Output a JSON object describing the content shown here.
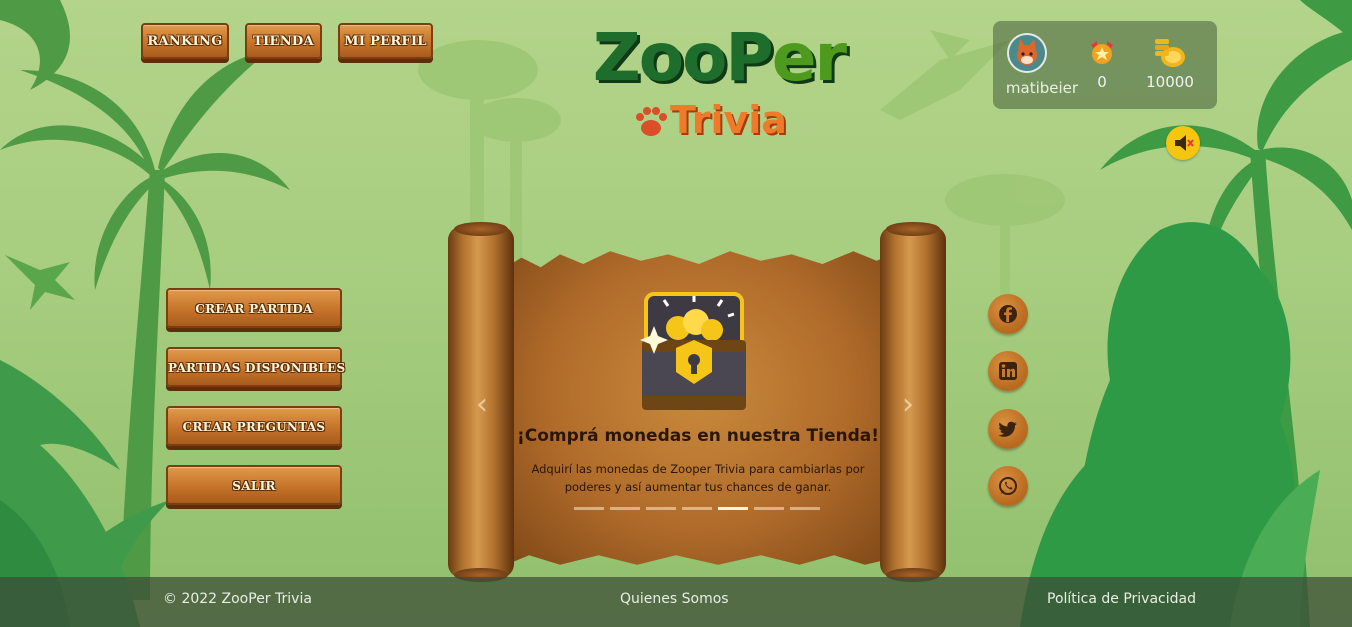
{
  "nav": {
    "ranking_label": "RANKING",
    "tienda_label": "TIENDA",
    "perfil_label": "MI PERFIL"
  },
  "logo": {
    "main_part1": "ZooP",
    "main_part2": "er",
    "sub": "Trivia"
  },
  "user": {
    "name": "matibeier",
    "trophies": "0",
    "coins": "10000"
  },
  "menu": {
    "items": [
      {
        "label": "CREAR PARTIDA"
      },
      {
        "label": "PARTIDAS DISPONIBLES"
      },
      {
        "label": "CREAR PREGUNTAS"
      },
      {
        "label": "SALIR"
      }
    ]
  },
  "carousel": {
    "title": "¡Comprá monedas en nuestra Tienda!",
    "text": "Adquirí las monedas de Zooper Trivia para cambiarlas por poderes y así aumentar tus chances de ganar.",
    "active_slide": 5,
    "slide_count": 7,
    "prev_arrow": "‹",
    "next_arrow": "›"
  },
  "social": [
    "facebook-icon",
    "linkedin-icon",
    "twitter-icon",
    "whatsapp-icon"
  ],
  "footer": {
    "copyright": "© 2022 ZooPer Trivia",
    "about": "Quienes Somos",
    "privacy": "Política de Privacidad"
  },
  "colors": {
    "wood": "#c6732a",
    "sound": "#f6c60e",
    "logo_green": "#1f6d2c",
    "logo_orange": "#f07a2a"
  }
}
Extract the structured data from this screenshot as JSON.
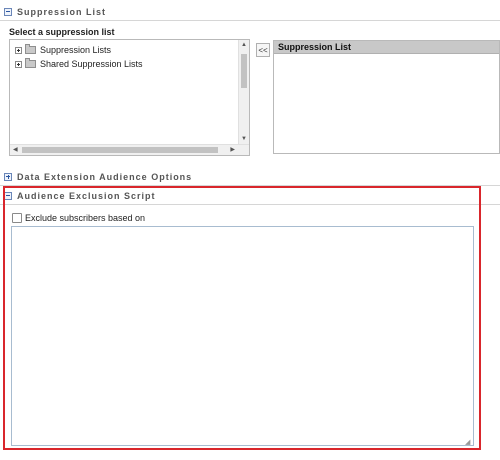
{
  "sections": {
    "suppression": {
      "title": "Suppression List",
      "expanded": true
    },
    "data_extension": {
      "title": "Data Extension Audience Options",
      "expanded": false
    },
    "exclusion": {
      "title": "Audience Exclusion Script",
      "expanded": true
    }
  },
  "suppression_select": {
    "label": "Select a suppression list",
    "tree": [
      {
        "label": "Suppression Lists",
        "icon": "folder-icon"
      },
      {
        "label": "Shared Suppression Lists",
        "icon": "folder-icon"
      }
    ],
    "move_button": "<<",
    "selected_header": "Suppression List"
  },
  "exclusion": {
    "checkbox_label": "Exclude subscribers based on",
    "checked": false,
    "script_value": ""
  },
  "colors": {
    "highlight_border": "#d9262c",
    "section_title": "#555555",
    "list_header_bg": "#c8c8c8"
  }
}
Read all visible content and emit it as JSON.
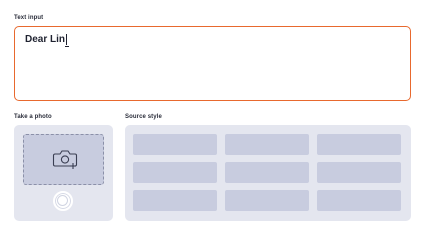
{
  "text_input": {
    "label": "Text input",
    "value": "Dear Lin"
  },
  "photo": {
    "label": "Take a photo",
    "icon": "camera-add-icon",
    "shutter_icon": "shutter-button"
  },
  "source_style": {
    "label": "Source style",
    "tile_count": 9
  },
  "colors": {
    "accent_border": "#e8692e",
    "panel_bg": "#e4e6ef",
    "tile": "#c8ccdf"
  }
}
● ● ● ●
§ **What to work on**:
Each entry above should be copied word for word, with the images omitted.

§ **Output below**:
Output a JSON object describing the content shown here.
{
  "nav": {
    "ranking_label": "RANKING",
    "tienda_label": "TIENDA",
    "perfil_label": "MI PERFIL"
  },
  "logo": {
    "main_part1": "ZooP",
    "main_part2": "er",
    "sub": "Trivia"
  },
  "user": {
    "name": "matibeier",
    "trophies": "0",
    "coins": "10000"
  },
  "menu": {
    "items": [
      {
        "label": "CREAR PARTIDA"
      },
      {
        "label": "PARTIDAS DISPONIBLES"
      },
      {
        "label": "CREAR PREGUNTAS"
      },
      {
        "label": "SALIR"
      }
    ]
  },
  "carousel": {
    "title": "¡Comprá monedas en nuestra Tienda!",
    "text": "Adquirí las monedas de Zooper Trivia para cambiarlas por poderes y así aumentar tus chances de ganar.",
    "active_slide": 5,
    "slide_count": 7,
    "prev_arrow": "‹",
    "next_arrow": "›"
  },
  "social": [
    "facebook-icon",
    "linkedin-icon",
    "twitter-icon",
    "whatsapp-icon"
  ],
  "footer": {
    "copyright": "© 2022 ZooPer Trivia",
    "about": "Quienes Somos",
    "privacy": "Política de Privacidad"
  },
  "colors": {
    "wood": "#c6732a",
    "sound": "#f6c60e",
    "logo_green": "#1f6d2c",
    "logo_orange": "#f07a2a"
  }
}
Extract the structured data from this screenshot as JSON.
{
  "sections": {
    "suppression": {
      "title": "Suppression List",
      "expanded": true
    },
    "data_extension": {
      "title": "Data Extension Audience Options",
      "expanded": false
    },
    "exclusion": {
      "title": "Audience Exclusion Script",
      "expanded": true
    }
  },
  "suppression_select": {
    "label": "Select a suppression list",
    "tree": [
      {
        "label": "Suppression Lists",
        "icon": "folder-icon"
      },
      {
        "label": "Shared Suppression Lists",
        "icon": "folder-icon"
      }
    ],
    "move_button": "<<",
    "selected_header": "Suppression List"
  },
  "exclusion": {
    "checkbox_label": "Exclude subscribers based on",
    "checked": false,
    "script_value": ""
  },
  "colors": {
    "highlight_border": "#d9262c",
    "section_title": "#555555",
    "list_header_bg": "#c8c8c8"
  }
}
Read all visible content and emit it as JSON.
{
  "text_input": {
    "label": "Text input",
    "value": "Dear Lin"
  },
  "photo": {
    "label": "Take a photo",
    "icon": "camera-add-icon",
    "shutter_icon": "shutter-button"
  },
  "source_style": {
    "label": "Source style",
    "tile_count": 9
  },
  "colors": {
    "accent_border": "#e8692e",
    "panel_bg": "#e4e6ef",
    "tile": "#c8ccdf"
  }
}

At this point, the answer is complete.